New Jersey's largest city will get a three-year, $2.1 million federal grant aimed at community-based crime prevention, officials said Monday during a press briefing in Newark.
Flanked by Newark Mayor Cory Booker, Newark Police Director Samuel DeMaio and other city officials, U.S. Sen. Frank Lautenberg (D-N.J.) said the cash will be used to focus on quashing crime in the city's most violent "hot spots" — the Central and South wards.
Booker said a 7-square-mile radius within those two neighborhoods accounts for roughly 80 percent of the city's shootings.

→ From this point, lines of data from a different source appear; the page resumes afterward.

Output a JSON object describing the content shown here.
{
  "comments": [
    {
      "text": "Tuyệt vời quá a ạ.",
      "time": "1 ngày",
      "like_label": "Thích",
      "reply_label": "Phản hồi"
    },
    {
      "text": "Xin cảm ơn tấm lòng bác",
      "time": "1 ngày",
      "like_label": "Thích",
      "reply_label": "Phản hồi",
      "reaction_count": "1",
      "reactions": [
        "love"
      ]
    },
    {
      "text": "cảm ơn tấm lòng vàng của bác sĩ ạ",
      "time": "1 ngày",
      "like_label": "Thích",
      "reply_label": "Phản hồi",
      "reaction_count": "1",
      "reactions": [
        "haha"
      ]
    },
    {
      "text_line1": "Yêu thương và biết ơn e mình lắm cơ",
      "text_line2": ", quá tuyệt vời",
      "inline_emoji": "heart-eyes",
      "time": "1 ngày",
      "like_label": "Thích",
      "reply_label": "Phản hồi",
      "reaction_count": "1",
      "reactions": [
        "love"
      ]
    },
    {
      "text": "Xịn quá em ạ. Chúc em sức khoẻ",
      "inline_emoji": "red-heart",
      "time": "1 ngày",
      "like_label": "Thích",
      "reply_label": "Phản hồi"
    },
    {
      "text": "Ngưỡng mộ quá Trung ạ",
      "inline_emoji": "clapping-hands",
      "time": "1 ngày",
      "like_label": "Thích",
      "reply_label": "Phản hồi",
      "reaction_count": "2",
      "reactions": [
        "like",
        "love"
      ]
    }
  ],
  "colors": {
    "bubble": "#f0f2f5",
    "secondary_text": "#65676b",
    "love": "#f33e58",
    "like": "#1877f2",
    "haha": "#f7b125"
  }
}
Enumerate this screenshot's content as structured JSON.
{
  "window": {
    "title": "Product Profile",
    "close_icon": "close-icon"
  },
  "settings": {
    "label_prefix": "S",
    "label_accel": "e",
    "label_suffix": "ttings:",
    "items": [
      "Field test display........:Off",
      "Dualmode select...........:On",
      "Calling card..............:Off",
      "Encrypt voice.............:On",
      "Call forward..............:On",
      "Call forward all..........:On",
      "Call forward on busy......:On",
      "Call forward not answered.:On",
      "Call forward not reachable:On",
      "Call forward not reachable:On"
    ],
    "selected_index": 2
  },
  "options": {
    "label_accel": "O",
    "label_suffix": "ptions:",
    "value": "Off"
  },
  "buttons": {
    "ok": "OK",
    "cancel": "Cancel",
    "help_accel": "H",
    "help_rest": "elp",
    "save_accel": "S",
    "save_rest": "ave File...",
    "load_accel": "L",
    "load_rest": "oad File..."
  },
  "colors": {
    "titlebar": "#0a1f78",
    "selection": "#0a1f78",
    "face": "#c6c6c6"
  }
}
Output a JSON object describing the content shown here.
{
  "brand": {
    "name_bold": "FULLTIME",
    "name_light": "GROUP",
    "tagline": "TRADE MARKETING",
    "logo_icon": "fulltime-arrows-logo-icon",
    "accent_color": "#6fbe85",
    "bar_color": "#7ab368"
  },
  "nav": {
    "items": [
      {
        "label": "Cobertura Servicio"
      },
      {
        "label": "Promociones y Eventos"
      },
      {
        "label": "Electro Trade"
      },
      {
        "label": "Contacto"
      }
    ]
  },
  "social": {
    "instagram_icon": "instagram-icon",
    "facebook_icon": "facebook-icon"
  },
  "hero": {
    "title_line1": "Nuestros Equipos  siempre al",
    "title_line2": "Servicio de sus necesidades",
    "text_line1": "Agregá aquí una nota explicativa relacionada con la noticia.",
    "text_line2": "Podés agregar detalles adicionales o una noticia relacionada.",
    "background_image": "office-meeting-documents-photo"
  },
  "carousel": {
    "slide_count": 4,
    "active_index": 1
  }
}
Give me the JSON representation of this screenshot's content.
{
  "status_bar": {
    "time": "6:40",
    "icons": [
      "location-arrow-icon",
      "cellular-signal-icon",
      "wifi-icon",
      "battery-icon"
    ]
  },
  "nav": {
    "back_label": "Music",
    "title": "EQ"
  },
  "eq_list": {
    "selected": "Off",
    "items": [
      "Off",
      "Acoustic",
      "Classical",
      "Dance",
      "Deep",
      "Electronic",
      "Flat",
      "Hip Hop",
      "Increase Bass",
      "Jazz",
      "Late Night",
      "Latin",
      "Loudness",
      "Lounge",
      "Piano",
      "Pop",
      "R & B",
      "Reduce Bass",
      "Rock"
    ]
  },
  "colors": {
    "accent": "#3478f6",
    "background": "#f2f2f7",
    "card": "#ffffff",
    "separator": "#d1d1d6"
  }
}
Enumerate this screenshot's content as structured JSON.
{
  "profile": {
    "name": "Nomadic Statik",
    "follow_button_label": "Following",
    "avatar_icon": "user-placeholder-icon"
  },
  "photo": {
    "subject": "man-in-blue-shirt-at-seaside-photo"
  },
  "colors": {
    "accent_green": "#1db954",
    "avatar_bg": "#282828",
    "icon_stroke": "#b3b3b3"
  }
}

"This federal funding will put community police officers on the beat in high crime neighborhoods, provide new opportunities for at-risk youth and reduce crime in Newark," said Lautenberg. The senator is a member of the Senate Appropriations Subcommittee on Commerce, Justice and Science, which awards the grant.
With the money, the city will hire four "beat" police officers, who will focus on community engagement within the hot spots. Officials also will expand social services to all city residents.
Also, the Newark Police Department and the city's Office of Prisoner Re-entry will work together, using the federal dollars to provide community outreach and case-management services to high-risk individuals, such as gang members and ex-convicts, according to Booker.
"We can't arrest our way out of this problem," the mayor said. "The way to prevent crime is to empower people to ensure crime doesn't happen in the first place."
Booker pointed to existing outreach services in the city, such as Newark Comprehensive Center for Fathers' Fathers Now, as a success story. He said that program has seen a less than 3 percent recidivism rate among graduates.
Newark has an estimated 23 street gangs with more than 2,600 members, according to a 2010 study released by the New Jersey State Police.
DeMaio said the money will help continue community policing and help city residents shy away from crime. "It's going to give people an opportunity to put their lives in a positive direction and get the services they need to do so," he said.
The police director said the grant money also will help supplement "Ceasefire," an anti-gang program scheduled to start in the city at the end of September.
Newark's South Ward Councilman Ras Baraka said he'd like to see community-based social service agencies, such as International Youth Organization, get some of the cash. He said those organizations play an active role in keeping criminals off the streets.
"(City officials) keep talking about re-entry into crime, but that's only one part. That's dealing with treatment," said Baraka. "But you have to deal with prevention, intervention and treatment."